Evidence stored by the Texas Rangers may contradict the U.S. government's claim that no pyrotechnic devices were fired into the Branch Davidian compound the day it burned, The Dallas Morning News reported Wednesday.

Branch Davidian leader David Koresh and about 80 followers died in the 1993 inferno at the compound 10 miles east of Waco, Texas. Authorities have denied using any incendiary devices during the assault that ended when the compound was consumed by fire.

Investigators concluded that sect members set the fire.

A probe by the Texas Rangers became the backbone of a 1994 criminal trial in which eight Branch Davidians were convicted of charges ranging from manslaughter to weapons violations. More than 12 tons of evidence were gathered and much of it is stored in Waco.
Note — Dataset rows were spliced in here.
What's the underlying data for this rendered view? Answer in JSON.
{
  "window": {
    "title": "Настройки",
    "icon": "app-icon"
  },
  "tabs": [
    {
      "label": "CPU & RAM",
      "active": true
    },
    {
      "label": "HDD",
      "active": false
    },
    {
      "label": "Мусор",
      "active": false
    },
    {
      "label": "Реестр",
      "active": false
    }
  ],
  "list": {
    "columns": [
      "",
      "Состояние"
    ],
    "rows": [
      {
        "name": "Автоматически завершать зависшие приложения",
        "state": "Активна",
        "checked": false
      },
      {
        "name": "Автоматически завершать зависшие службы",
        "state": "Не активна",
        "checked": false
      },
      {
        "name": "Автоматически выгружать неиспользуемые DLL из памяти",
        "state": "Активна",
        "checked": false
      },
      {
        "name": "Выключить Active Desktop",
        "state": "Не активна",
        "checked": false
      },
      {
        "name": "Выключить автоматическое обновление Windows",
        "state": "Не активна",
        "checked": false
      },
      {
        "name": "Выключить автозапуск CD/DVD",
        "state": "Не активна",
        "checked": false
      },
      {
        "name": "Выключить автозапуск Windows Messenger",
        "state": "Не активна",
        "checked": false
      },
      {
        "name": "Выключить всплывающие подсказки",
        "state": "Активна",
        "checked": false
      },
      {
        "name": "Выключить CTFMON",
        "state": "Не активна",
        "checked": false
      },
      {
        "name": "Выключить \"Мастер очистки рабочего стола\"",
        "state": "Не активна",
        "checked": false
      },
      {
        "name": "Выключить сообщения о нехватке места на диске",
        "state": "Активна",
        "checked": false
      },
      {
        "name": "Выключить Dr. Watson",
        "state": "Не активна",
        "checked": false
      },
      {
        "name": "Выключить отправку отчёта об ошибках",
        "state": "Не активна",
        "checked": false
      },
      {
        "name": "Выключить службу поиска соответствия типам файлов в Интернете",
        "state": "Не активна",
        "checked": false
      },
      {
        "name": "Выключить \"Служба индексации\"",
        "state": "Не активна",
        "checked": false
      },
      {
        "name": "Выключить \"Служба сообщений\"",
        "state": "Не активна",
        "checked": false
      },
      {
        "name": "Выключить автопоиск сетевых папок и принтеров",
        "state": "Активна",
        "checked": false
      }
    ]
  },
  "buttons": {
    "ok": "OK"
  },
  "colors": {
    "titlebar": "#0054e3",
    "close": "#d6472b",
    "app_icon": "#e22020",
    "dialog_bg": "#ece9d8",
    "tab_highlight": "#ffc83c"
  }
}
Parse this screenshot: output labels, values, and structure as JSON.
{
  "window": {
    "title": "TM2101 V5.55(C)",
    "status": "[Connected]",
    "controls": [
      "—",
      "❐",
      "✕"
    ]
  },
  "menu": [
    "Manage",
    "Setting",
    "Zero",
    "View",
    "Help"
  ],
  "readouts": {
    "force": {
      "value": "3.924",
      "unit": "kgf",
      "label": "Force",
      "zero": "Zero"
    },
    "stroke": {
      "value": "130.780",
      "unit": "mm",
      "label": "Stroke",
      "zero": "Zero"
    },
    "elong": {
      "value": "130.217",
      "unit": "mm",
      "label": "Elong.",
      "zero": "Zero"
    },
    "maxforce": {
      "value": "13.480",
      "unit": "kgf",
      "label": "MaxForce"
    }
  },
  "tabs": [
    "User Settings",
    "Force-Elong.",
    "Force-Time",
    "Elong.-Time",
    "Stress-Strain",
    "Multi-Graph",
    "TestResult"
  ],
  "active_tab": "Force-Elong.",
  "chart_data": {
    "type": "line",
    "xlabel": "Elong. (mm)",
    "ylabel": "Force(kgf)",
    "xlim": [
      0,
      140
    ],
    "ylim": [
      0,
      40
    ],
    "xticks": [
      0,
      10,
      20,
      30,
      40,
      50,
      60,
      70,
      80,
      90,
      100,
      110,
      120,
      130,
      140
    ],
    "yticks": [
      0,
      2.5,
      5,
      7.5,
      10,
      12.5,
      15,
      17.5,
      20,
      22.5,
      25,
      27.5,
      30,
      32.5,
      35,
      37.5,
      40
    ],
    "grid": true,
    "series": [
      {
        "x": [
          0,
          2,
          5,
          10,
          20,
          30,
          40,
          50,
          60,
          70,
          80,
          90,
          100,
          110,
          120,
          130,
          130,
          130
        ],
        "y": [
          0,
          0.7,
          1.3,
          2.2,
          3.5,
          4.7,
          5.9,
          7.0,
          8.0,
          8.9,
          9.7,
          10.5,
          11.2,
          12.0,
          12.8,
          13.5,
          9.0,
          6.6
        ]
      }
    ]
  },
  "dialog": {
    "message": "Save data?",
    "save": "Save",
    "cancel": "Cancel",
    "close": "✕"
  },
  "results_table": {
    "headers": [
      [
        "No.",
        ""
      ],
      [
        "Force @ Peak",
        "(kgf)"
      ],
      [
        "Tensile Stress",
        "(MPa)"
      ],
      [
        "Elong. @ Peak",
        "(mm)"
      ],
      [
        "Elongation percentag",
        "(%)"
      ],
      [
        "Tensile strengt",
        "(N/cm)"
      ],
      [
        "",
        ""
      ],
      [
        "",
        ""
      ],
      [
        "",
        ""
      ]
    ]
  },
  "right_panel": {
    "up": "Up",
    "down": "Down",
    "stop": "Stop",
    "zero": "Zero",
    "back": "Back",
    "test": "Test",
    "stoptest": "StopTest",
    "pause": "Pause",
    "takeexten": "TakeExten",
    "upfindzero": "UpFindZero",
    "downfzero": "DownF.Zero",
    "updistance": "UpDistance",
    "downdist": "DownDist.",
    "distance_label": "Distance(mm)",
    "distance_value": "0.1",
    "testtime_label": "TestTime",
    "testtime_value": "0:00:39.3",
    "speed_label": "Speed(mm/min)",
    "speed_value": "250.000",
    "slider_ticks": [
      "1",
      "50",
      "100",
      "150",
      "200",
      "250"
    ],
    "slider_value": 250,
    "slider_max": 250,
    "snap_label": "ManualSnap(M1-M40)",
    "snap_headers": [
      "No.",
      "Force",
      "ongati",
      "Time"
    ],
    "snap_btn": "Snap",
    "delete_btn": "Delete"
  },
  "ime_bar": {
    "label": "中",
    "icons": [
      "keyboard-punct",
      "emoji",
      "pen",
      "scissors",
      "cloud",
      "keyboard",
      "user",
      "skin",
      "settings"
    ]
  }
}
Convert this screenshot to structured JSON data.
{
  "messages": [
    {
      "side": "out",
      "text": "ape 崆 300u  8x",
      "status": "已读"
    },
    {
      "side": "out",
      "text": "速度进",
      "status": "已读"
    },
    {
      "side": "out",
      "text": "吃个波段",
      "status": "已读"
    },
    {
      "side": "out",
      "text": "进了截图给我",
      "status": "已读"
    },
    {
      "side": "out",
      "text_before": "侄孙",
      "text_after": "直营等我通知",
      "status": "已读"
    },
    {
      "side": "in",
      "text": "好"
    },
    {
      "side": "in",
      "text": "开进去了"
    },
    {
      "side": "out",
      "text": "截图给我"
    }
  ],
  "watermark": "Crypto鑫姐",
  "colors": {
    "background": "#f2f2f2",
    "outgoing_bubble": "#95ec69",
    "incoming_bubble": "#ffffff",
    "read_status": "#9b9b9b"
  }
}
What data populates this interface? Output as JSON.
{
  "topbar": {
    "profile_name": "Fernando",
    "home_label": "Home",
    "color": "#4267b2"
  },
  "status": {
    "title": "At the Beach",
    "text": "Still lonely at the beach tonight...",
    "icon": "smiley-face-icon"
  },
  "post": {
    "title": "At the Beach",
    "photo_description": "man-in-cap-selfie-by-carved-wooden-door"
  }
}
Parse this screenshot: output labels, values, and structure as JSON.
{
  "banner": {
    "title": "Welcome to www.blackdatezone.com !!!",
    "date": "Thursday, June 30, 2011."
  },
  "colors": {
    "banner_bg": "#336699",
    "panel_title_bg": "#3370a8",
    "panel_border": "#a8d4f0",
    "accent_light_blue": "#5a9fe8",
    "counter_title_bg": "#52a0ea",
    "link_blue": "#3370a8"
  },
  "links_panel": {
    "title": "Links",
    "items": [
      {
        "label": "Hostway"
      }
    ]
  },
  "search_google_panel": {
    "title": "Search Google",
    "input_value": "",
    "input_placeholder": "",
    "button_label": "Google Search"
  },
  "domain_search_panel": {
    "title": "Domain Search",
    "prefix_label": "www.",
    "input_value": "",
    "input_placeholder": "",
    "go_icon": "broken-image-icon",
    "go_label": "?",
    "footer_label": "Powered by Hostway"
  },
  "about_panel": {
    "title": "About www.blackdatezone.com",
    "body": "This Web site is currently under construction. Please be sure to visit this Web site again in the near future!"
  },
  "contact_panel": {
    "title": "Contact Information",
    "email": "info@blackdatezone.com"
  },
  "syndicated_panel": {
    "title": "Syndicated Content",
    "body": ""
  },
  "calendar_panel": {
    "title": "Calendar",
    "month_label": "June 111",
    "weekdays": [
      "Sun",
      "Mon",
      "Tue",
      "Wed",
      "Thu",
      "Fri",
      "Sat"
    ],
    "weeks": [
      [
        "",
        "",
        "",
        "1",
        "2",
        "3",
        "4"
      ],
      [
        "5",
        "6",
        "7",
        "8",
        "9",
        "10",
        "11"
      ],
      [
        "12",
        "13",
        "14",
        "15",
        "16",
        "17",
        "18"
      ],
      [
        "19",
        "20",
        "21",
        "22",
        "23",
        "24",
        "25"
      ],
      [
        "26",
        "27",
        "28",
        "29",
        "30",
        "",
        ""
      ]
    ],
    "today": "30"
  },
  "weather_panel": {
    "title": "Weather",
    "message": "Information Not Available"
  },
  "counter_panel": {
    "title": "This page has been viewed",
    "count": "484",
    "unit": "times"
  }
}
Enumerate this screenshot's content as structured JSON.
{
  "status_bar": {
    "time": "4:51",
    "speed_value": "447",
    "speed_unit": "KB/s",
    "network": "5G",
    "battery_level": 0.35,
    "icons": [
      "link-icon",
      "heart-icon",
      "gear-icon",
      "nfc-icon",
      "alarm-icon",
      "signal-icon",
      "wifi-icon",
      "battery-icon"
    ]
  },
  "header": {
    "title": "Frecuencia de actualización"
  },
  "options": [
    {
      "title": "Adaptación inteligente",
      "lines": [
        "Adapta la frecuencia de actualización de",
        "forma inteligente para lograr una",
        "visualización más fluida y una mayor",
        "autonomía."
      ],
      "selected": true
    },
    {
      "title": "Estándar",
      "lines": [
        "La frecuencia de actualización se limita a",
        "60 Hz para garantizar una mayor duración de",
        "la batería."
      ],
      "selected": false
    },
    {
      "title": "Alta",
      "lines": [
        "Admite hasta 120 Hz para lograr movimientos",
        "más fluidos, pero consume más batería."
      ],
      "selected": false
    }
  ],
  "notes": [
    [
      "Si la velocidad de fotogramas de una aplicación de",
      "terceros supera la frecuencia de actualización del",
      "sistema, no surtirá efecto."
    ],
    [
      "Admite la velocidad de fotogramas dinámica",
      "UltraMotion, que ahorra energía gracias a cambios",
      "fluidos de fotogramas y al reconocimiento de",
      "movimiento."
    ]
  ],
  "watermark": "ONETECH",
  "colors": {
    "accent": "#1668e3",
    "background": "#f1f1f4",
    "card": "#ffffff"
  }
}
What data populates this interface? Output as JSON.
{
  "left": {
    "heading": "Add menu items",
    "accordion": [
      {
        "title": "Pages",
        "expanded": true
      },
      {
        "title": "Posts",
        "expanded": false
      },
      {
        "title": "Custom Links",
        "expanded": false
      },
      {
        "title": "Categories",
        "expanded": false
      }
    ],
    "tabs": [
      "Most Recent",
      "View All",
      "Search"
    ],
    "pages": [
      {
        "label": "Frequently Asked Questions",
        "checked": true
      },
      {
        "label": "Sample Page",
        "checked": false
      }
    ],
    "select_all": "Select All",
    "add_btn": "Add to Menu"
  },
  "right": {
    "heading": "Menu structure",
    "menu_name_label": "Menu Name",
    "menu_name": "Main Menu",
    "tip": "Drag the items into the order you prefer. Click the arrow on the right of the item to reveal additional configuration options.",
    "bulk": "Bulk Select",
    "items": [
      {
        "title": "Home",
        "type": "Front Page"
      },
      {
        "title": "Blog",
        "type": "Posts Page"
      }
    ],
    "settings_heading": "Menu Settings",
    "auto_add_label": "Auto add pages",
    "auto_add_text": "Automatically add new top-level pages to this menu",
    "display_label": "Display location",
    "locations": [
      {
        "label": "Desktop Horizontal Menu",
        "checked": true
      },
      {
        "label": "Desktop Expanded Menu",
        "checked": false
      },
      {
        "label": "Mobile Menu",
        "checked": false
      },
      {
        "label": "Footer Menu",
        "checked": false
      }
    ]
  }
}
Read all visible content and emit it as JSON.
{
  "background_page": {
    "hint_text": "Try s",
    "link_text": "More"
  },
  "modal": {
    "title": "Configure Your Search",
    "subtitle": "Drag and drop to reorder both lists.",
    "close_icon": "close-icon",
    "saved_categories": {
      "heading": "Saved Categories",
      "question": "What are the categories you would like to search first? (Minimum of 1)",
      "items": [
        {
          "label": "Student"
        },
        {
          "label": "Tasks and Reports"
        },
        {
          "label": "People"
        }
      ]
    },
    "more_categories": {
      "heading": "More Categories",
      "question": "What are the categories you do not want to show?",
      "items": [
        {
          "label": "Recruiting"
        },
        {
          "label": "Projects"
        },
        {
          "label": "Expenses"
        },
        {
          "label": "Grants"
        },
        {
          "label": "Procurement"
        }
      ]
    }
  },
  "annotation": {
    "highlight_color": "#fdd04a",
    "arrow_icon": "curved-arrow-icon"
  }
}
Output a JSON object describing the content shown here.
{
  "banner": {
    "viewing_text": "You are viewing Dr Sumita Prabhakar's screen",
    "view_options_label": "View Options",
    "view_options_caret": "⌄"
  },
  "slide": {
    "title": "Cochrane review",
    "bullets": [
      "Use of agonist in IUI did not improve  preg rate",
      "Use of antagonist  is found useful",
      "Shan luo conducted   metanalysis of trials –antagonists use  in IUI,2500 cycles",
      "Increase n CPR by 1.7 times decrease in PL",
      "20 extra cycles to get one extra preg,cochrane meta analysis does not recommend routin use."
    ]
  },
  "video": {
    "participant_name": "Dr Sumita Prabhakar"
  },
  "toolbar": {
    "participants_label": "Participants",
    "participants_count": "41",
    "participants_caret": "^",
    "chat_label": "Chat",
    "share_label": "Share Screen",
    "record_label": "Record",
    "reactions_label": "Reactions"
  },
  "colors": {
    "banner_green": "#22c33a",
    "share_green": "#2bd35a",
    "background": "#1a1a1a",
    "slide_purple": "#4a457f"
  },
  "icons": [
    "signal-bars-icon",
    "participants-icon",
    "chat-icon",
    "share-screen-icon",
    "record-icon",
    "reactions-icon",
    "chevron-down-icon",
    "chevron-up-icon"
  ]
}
A researcher for a 1997 documentary critical of the government's conduct was allowed access to the evidence last spring, the Morning News reported.

The researcher, Michael McNulty, who is preparing a new documentary on the standoff, said he found that at least six items listed in Texas Ranger inventories as silencers or suppressors were actually Â"flash-bangÂ" devices, commonly used by law enforcement to stun suspects.

McNulty said the devices sometimes ignite fires in enclosed spaces because they emit a loud bang and flash driven by a small pyrotechnic charge.

Texas Rangers' evidence logs indicate the devices were found in areas of the Davidian compound in which the fires broke out, McNulty said.

Â"It's our belief that these pieces of ordnance could and probably did have an impact on the fire on April 19th,Â" he told the Morning News.

Justice Department spokesman Myron Marlin called the conclusion Â"nonsense.Â"

Â"We know of no evidence to support that any incendiary device was fired into the compound on April 19, 1993,Â" Marlin said.

The Davidians and authorities became locked in a 51-day standoff after agents of the Bureau of Alcohol, Tobacco and Firearms were fired upon when they tried to arrest Koresh on Feb. 28, 1993.

The compound erupted in flames April 19 when federal agents punched through the walls and fired tear gas inside.

Congressional hearings have pointed to mistakes by the law enforcement officers, but none has been charged with a crime. A lawsuit filed by surviving Davidians and the relatives of the dead challenges the conclusion that the Davidians started the fire and also shot first during the raid.